Cultural influences[edit]

The influence of kizomba is felt in most Portuguese-speaking African countries, but also Portugal (especially in Lisbon and surrounding suburbs such as Amadora or Almada), where communities of immigrants have established clubs centered on the genre in a renewed kizomba style. Kizomba is now also quite popular among white people that come to these clubs in growing numbers. The São Tomean kizomba music is very similar to the Angolan, Juka being the most notable among the Sãotomeans, and also one of the most notable performers in the genre.

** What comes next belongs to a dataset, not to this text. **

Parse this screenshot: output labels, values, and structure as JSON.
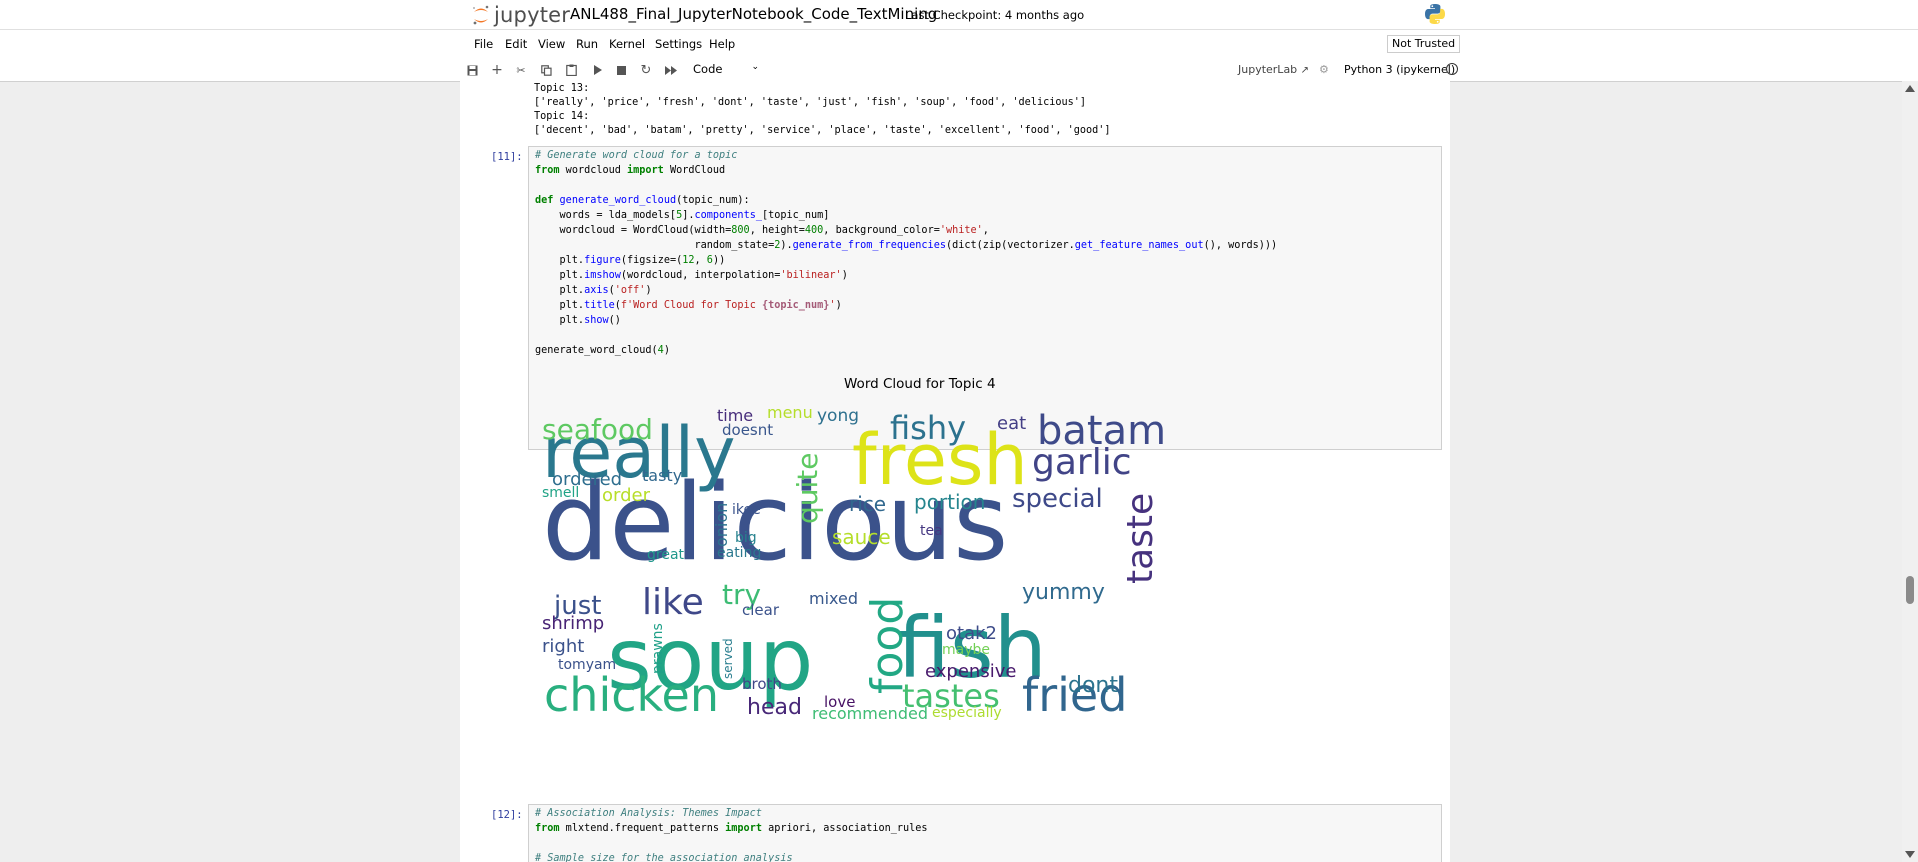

In Angola most clubs are based in Luanda. Famous Angolan kizomba musicians include Neide Van-Dúnem, Don Kikas, C4 Pedro, Calo Pascoal, Irmãos Verdades, Anselmo Ralph, among many others, but Bonga is probably the best known Angolan artist, having helped popularize the style both in Angola and Portugal during the 1970s and 1980s.


Kizomba is known for having a slow, insistent, somewhat harsh yet sensuous rhythm as the result of electronic percussion. It is danced accompanied by a partner, very smoothly, slowly and sensuously, and with neither tightness nor rigidity. There are frequent simultaneous hip rotations coordinated between dance partners, particularly in the quieter refrains of the music. Several individuals with a love of the Kizomba culture have been promoting it in other countries.

Famous Angolan kizomba singers include Bonga, André Mingas, Liceu Vieira Dias, Neide Van-Dúnem, Don Kikas, Calo Pascoal, Heavy C., Puto Portugues, Maya Cool, Matias Damasio, Rei Helder, Pérola, Anselmo Ralph and Irmãos Verdades.


In Brazil, kizomba became famous when the pop artist Kelly Key released the album No Controle, in February 3, 2015. Key left the dance-pop/R&B songs to introduce the kizomba in Brazil.[4] In an interview Key said she sought originality and new styles: "I'm running this responsibility of being predictable. I wanted to record Kizomba for 13 years! Now I feel mature and have knowledge of movement".[5]


Kizomba has been known in Estonia since around 1998 but it quickly gained popularity in 2011 when local dance schools and teachers started to offer regular courses. Since then, kizomba is easily one of the most popular styles among local afro and Latin dancers, alongside crossbody salsa and sensual bachata, which were dominant before. Kizomba's popularity in Estonia has been fast-growing and, so far, with a strong and lasting impact. It can be credited to Nemanja Sonero, DJ and international dance instructor[6] living in Tallinn, who has taught kizomba there since 2011.[7]


Kizomba plays a big part in festivals including Afrofever, Africadancar, Budapest Kizomba Connection, Batuke!, Estonia Tallinn Salsa Congress, Austria Vienna Sexy & Sensual Latin Festival, France, Germany, Bournemouth, Afro Cuban Salsa Festival Norfolk and Renaissance London.


External links[edit]

Introduction to Kizomba with Christian Jean-Francois Act 1 Beginners Introduction to Kizomba with Christian Jean-Francois Act 2 Intermediate